January 20, 2010

A Moment in Time


        While working on a new historical title, I realized that my most difficult challenge of all times existed in this project. I realized I needed to step into the head and heart of a Navajo male in the 1930s New Mexico, and I didn’t know a thing about the culture or the era.



          What was I thinking when I agreed to write this novel? How could I ever conduct enough research to make my story credible and compelling? For that matter, how could I create a story that was unpredictable and realistic? Those vital ingredients rested in my character and his role in my story. What my character would take for granted, I would find interesting, fascinating, even frightening. The project needed to be written in such a way that a Navajo Indian could pick up the book and believe the author had spent a considerable time with these Native Americans.
            I sighed. Aren’t all of our historical novels supposed to appeal to the reader in the same way?
            Ever been in my shoes - or moccasins - for lack of a better word? Research is time and money invested in a worthwhile project, and a professional writer needs to work smart. Wise use of my resources was in order. If I’ve learned anything over the past twelve years of publishing, it’s that going to the source of information is the best. I Googled the Bureau of Indian Affairs and searched for “Navajo.” Ah, a phone number in New Mexico Another concern was to phrase what I needed in the research in such a way that cultural sensitivity was not an issue. I despise the phrase “politically correct,” but we are a nation of proud people, and I wanted the Navajo who offered the research to know how much I valued and respected them. After a few calls, I was directed to the Navajo Library and Museum.
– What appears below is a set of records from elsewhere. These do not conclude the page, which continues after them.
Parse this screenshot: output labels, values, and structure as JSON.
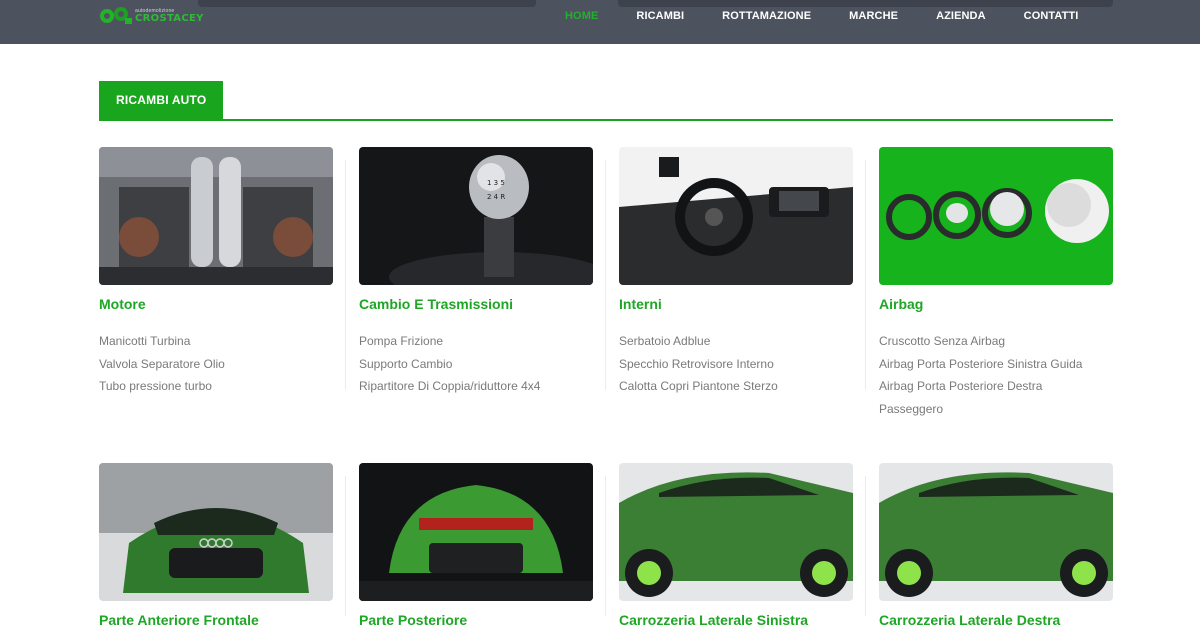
{
  "header": {
    "logo": {
      "tagline": "autodemolizione",
      "brand": "CROSTACEY"
    },
    "nav": [
      {
        "label": "HOME",
        "active": true
      },
      {
        "label": "RICAMBI",
        "active": false
      },
      {
        "label": "ROTTAMAZIONE",
        "active": false
      },
      {
        "label": "MARCHE",
        "active": false
      },
      {
        "label": "AZIENDA",
        "active": false
      },
      {
        "label": "CONTATTI",
        "active": false
      }
    ]
  },
  "section": {
    "title": "RICAMBI AUTO"
  },
  "categories": [
    {
      "title": "Motore",
      "image": "engine-photo",
      "items": [
        "Manicotti Turbina",
        "Valvola Separatore Olio",
        "Tubo pressione turbo"
      ]
    },
    {
      "title": "Cambio E Trasmissioni",
      "image": "gear-shift-photo",
      "items": [
        "Pompa Frizione",
        "Supporto Cambio",
        "Ripartitore Di Coppia/riduttore 4x4"
      ]
    },
    {
      "title": "Interni",
      "image": "car-interior-photo",
      "items": [
        "Serbatoio Adblue",
        "Specchio Retrovisore Interno",
        "Calotta Copri Piantone Sterzo"
      ]
    },
    {
      "title": "Airbag",
      "image": "airbag-photo",
      "items": [
        "Cruscotto Senza Airbag",
        "Airbag Porta Posteriore Sinistra Guida",
        "Airbag Porta Posteriore Destra",
        "Passeggero"
      ]
    },
    {
      "title": "Parte Anteriore Frontale",
      "image": "car-front-photo",
      "items": []
    },
    {
      "title": "Parte Posteriore",
      "image": "car-rear-photo",
      "items": []
    },
    {
      "title": "Carrozzeria Laterale Sinistra",
      "image": "car-left-side-photo",
      "items": []
    },
    {
      "title": "Carrozzeria Laterale Destra",
      "image": "car-right-side-photo",
      "items": []
    }
  ],
  "colors": {
    "accent": "#1ea625",
    "nav_bg": "#4d525f",
    "link_text": "#7a7a7a"
  }
}
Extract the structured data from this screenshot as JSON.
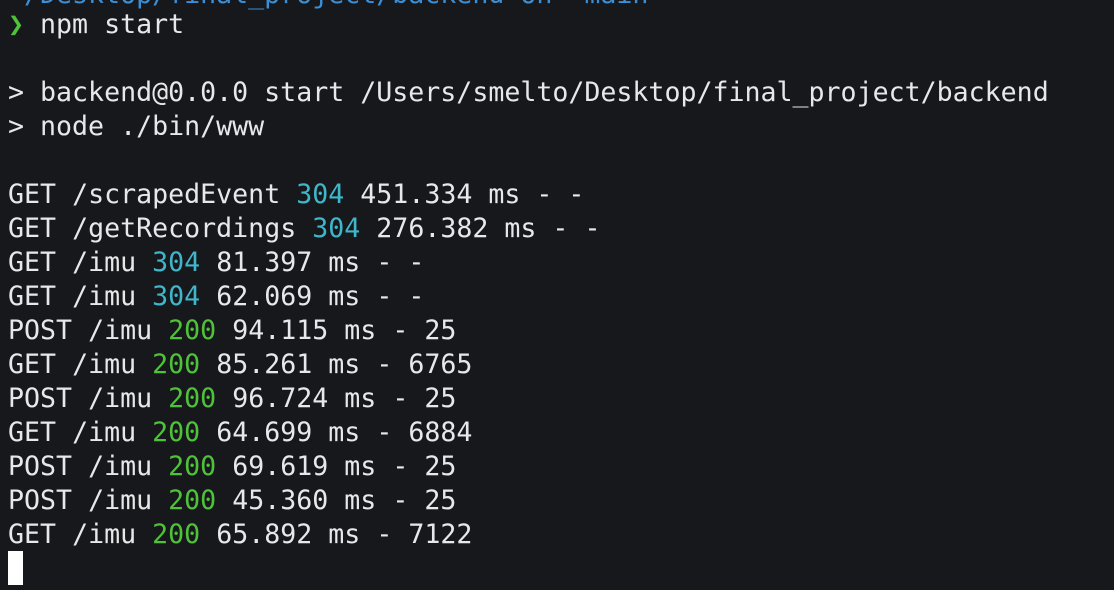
{
  "terminal": {
    "clipped_path": "~/Desktop/final_project/backend on  main",
    "prompt_symbol": "❯",
    "command": "npm start",
    "npm_header": [
      "> backend@0.0.0 start /Users/smelto/Desktop/final_project/backend",
      "> node ./bin/www"
    ],
    "log": [
      {
        "method": "GET",
        "path": "/scrapedEvent",
        "status": "304",
        "time": "451.334 ms",
        "size": "- -"
      },
      {
        "method": "GET",
        "path": "/getRecordings",
        "status": "304",
        "time": "276.382 ms",
        "size": "- -"
      },
      {
        "method": "GET",
        "path": "/imu",
        "status": "304",
        "time": "81.397 ms",
        "size": "- -"
      },
      {
        "method": "GET",
        "path": "/imu",
        "status": "304",
        "time": "62.069 ms",
        "size": "- -"
      },
      {
        "method": "POST",
        "path": "/imu",
        "status": "200",
        "time": "94.115 ms",
        "size": "- 25"
      },
      {
        "method": "GET",
        "path": "/imu",
        "status": "200",
        "time": "85.261 ms",
        "size": "- 6765"
      },
      {
        "method": "POST",
        "path": "/imu",
        "status": "200",
        "time": "96.724 ms",
        "size": "- 25"
      },
      {
        "method": "GET",
        "path": "/imu",
        "status": "200",
        "time": "64.699 ms",
        "size": "- 6884"
      },
      {
        "method": "POST",
        "path": "/imu",
        "status": "200",
        "time": "69.619 ms",
        "size": "- 25"
      },
      {
        "method": "POST",
        "path": "/imu",
        "status": "200",
        "time": "45.360 ms",
        "size": "- 25"
      },
      {
        "method": "GET",
        "path": "/imu",
        "status": "200",
        "time": "65.892 ms",
        "size": "- 7122"
      }
    ]
  },
  "colors": {
    "background": "#17181c",
    "text": "#e8e8ea",
    "prompt_arrow": "#4fc23a",
    "status_304": "#3fb6c9",
    "status_200": "#4fc23a",
    "path_blue": "#3a8fd6"
  }
}
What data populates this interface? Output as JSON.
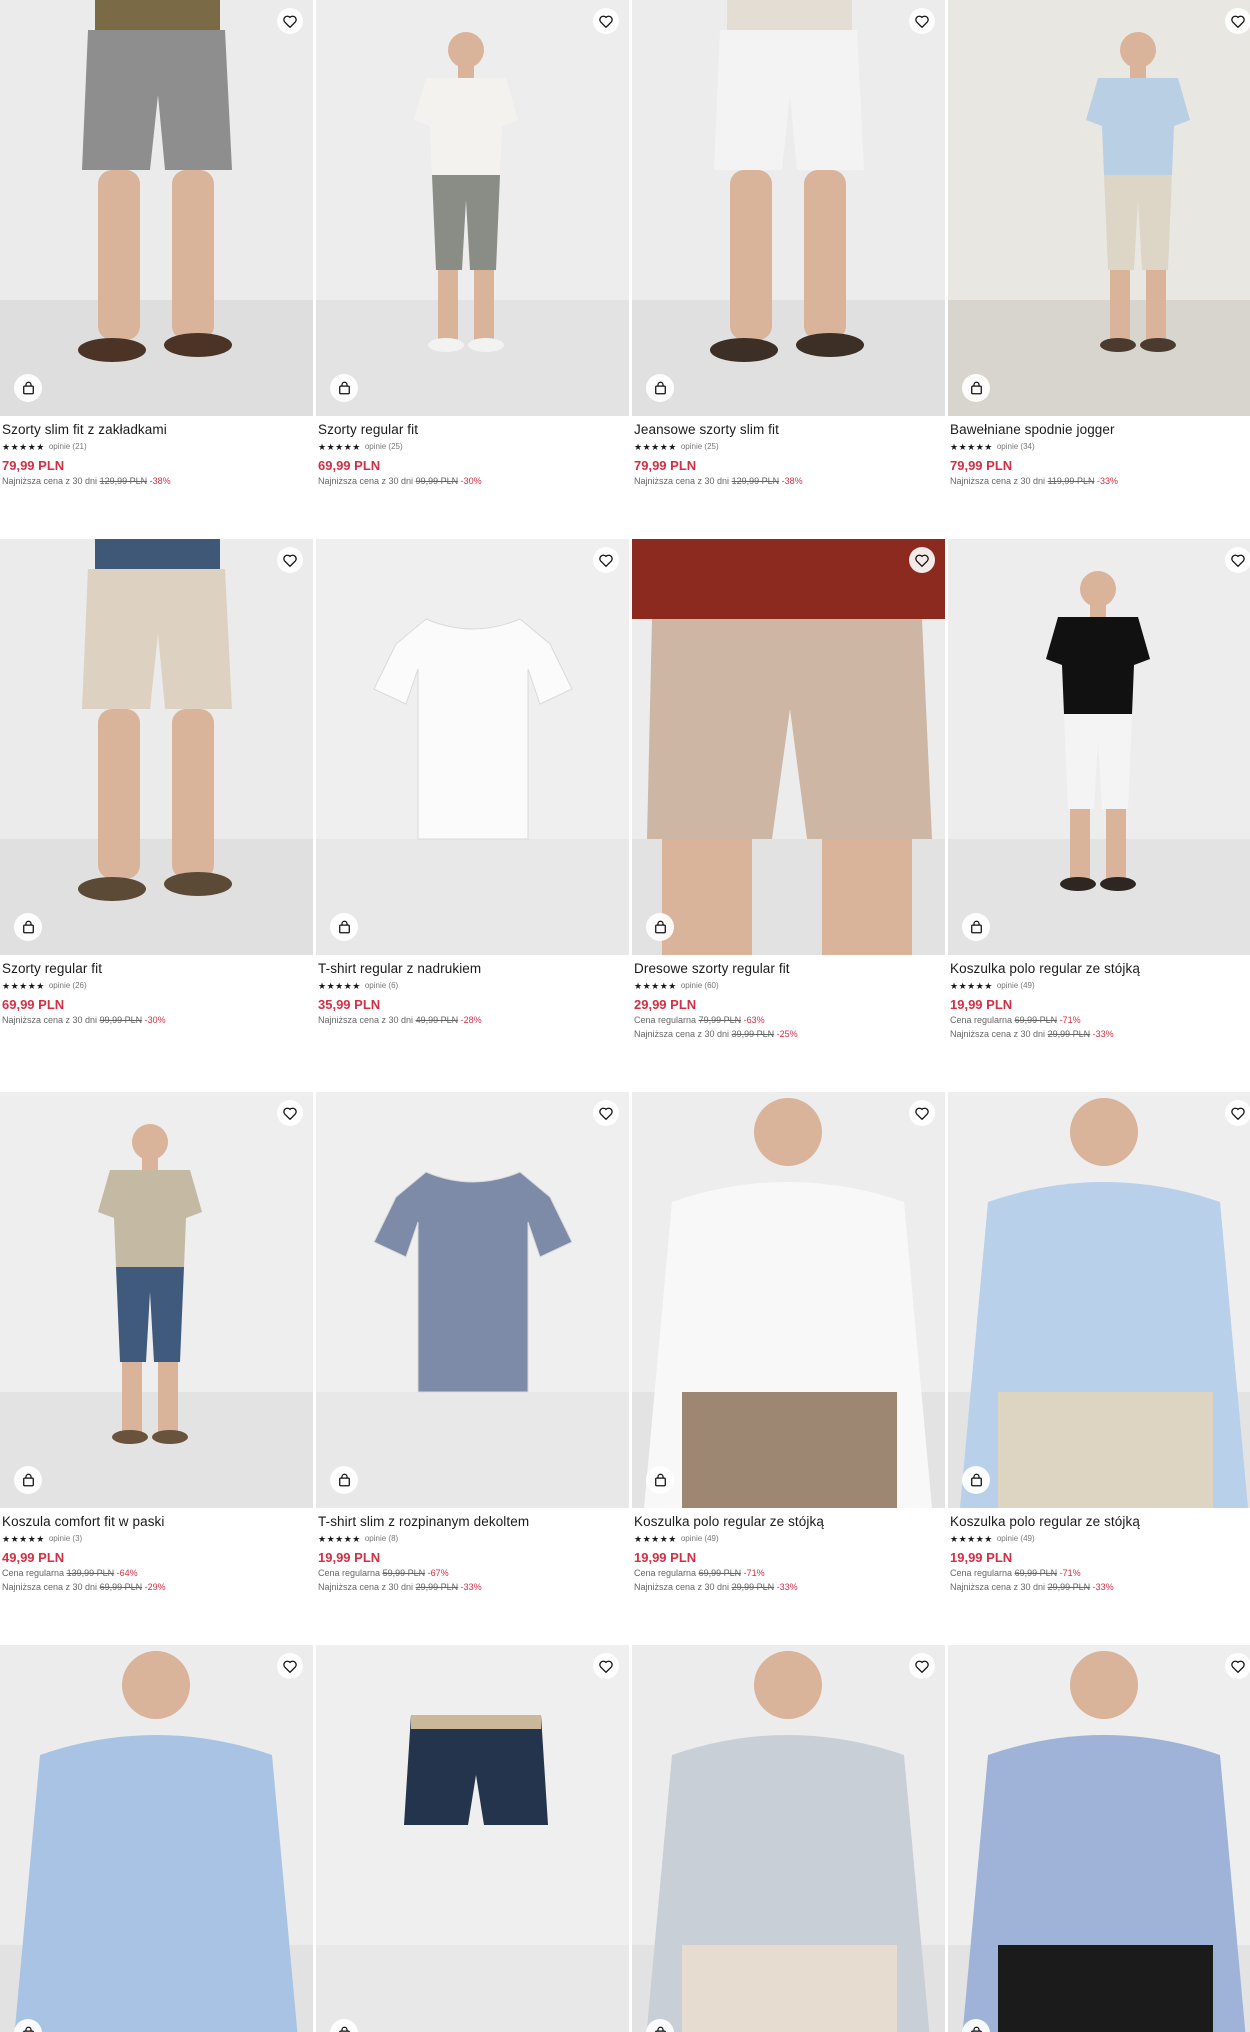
{
  "icons": {
    "favorite": "heart-icon",
    "cart": "shopping-bag-icon"
  },
  "colors": {
    "price": "#d32f45",
    "star": "#1a1a1a",
    "text": "#1a1a1a",
    "photo_bg": "#eeeeee"
  },
  "products": [
    {
      "name": "Szorty slim fit z zakładkami",
      "stars": "★★★★★",
      "reviews": "opinie (21)",
      "price": "79,99 PLN",
      "lowest": {
        "label": "Najniższa cena z 30 dni",
        "old": "129,99 PLN",
        "discount": "-38%"
      }
    },
    {
      "name": "Szorty regular fit",
      "stars": "★★★★★",
      "reviews": "opinie (25)",
      "price": "69,99 PLN",
      "lowest": {
        "label": "Najniższa cena z 30 dni",
        "old": "99,99 PLN",
        "discount": "-30%"
      }
    },
    {
      "name": "Jeansowe szorty slim fit",
      "stars": "★★★★★",
      "reviews": "opinie (25)",
      "price": "79,99 PLN",
      "lowest": {
        "label": "Najniższa cena z 30 dni",
        "old": "129,99 PLN",
        "discount": "-38%"
      }
    },
    {
      "name": "Bawełniane spodnie jogger",
      "stars": "★★★★★",
      "reviews": "opinie (34)",
      "price": "79,99 PLN",
      "lowest": {
        "label": "Najniższa cena z 30 dni",
        "old": "119,99 PLN",
        "discount": "-33%"
      }
    },
    {
      "name": "Szorty regular fit",
      "stars": "★★★★★",
      "reviews": "opinie (26)",
      "price": "69,99 PLN",
      "lowest": {
        "label": "Najniższa cena z 30 dni",
        "old": "99,99 PLN",
        "discount": "-30%"
      }
    },
    {
      "name": "T-shirt regular z nadrukiem",
      "stars": "★★★★★",
      "reviews": "opinie (6)",
      "price": "35,99 PLN",
      "lowest": {
        "label": "Najniższa cena z 30 dni",
        "old": "49,99 PLN",
        "discount": "-28%"
      }
    },
    {
      "name": "Dresowe szorty regular fit",
      "stars": "★★★★★",
      "reviews": "opinie (60)",
      "price": "29,99 PLN",
      "regular": {
        "label": "Cena regularna",
        "old": "79,99 PLN",
        "discount": "-63%"
      },
      "lowest": {
        "label": "Najniższa cena z 30 dni",
        "old": "39,99 PLN",
        "discount": "-25%"
      }
    },
    {
      "name": "Koszulka polo regular ze stójką",
      "stars": "★★★★★",
      "reviews": "opinie (49)",
      "price": "19,99 PLN",
      "regular": {
        "label": "Cena regularna",
        "old": "69,99 PLN",
        "discount": "-71%"
      },
      "lowest": {
        "label": "Najniższa cena z 30 dni",
        "old": "29,99 PLN",
        "discount": "-33%"
      }
    },
    {
      "name": "Koszula comfort fit w paski",
      "stars": "★★★★★",
      "reviews": "opinie (3)",
      "price": "49,99 PLN",
      "regular": {
        "label": "Cena regularna",
        "old": "139,99 PLN",
        "discount": "-64%"
      },
      "lowest": {
        "label": "Najniższa cena z 30 dni",
        "old": "69,99 PLN",
        "discount": "-29%"
      }
    },
    {
      "name": "T-shirt slim z rozpinanym dekoltem",
      "stars": "★★★★★",
      "reviews": "opinie (8)",
      "price": "19,99 PLN",
      "regular": {
        "label": "Cena regularna",
        "old": "59,99 PLN",
        "discount": "-67%"
      },
      "lowest": {
        "label": "Najniższa cena z 30 dni",
        "old": "29,99 PLN",
        "discount": "-33%"
      }
    },
    {
      "name": "Koszulka polo regular ze stójką",
      "stars": "★★★★★",
      "reviews": "opinie (49)",
      "price": "19,99 PLN",
      "regular": {
        "label": "Cena regularna",
        "old": "69,99 PLN",
        "discount": "-71%"
      },
      "lowest": {
        "label": "Najniższa cena z 30 dni",
        "old": "29,99 PLN",
        "discount": "-33%"
      }
    },
    {
      "name": "Koszulka polo regular ze stójką",
      "stars": "★★★★★",
      "reviews": "opinie (49)",
      "price": "19,99 PLN",
      "regular": {
        "label": "Cena regularna",
        "old": "69,99 PLN",
        "discount": "-71%"
      },
      "lowest": {
        "label": "Najniższa cena z 30 dni",
        "old": "29,99 PLN",
        "discount": "-33%"
      }
    },
    {
      "name": "",
      "stars": "",
      "reviews": "",
      "price": ""
    },
    {
      "name": "",
      "stars": "",
      "reviews": "",
      "price": ""
    },
    {
      "name": "",
      "stars": "",
      "reviews": "",
      "price": ""
    },
    {
      "name": "",
      "stars": "",
      "reviews": "",
      "price": ""
    }
  ]
}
After another call, I was directed to the museum’s curator. Bingo. She loved talking about the Navajo’s, and her enthusiasm sparked mine. She offered great assistance, and now I’m feeling good about the project.

             That’s what good research is all about: digging for facts and being persistent. Knowing what you need to make your story credible doesn’t have to be daunting. And don’t settle for mediocre information. Your readers deserve a story that takes them away from their world and into the one you’ve written - just for them.
Releases March 2010

 Click the book cover to pre-order you copy! 

8 comments:

brendalottakamaggiebrendan said...

DiAnn, without a doubt, I know you did your homework for this book. Looking forward to reading it. {{Hugs}}

Carla Gade said...

DiAnn, I was so pleased to read this post. I'm actually researching the Navojo, as well. My novel is set in 1875. I appreciate what you said about wanting it to be authentic and respectful.

Dr. Bill (William L.) Smith said...

Quite a challenge, good for you!

Bill ;-)

Hope you'll check out my book giveaway:
http://drbillsbookbazaar.blogspot.com/2010/01/book-giveaway-plum-pudding-murder.html

Vickie McDonough said...

Yep, DiAnn, I know what you mean. I'm getting ready to write a trilogy set in South Carolina in the late 1700s. Not my normal location or time period. But thanks to a visit to Charleston and lots of research books, I hope to take my readers on a journey that will suck them in and leave them feeling like they visited the area. Can't wait to read your new book!!

Tina Dee Books said...

I can't wait to interview you or Sage on my blog http://TheHomesteadHeart.com

I'm really looking forward to reading this book.

Debbie Gail Smith said...

Can't wait.

Brenda said...

Sounds like a great book!

Stephen Bly said...

DiAnn: Research can be great fun. But, as you pointed out so well, it can be a great stretch of abilities. Love your cover!

On the trail,
Steve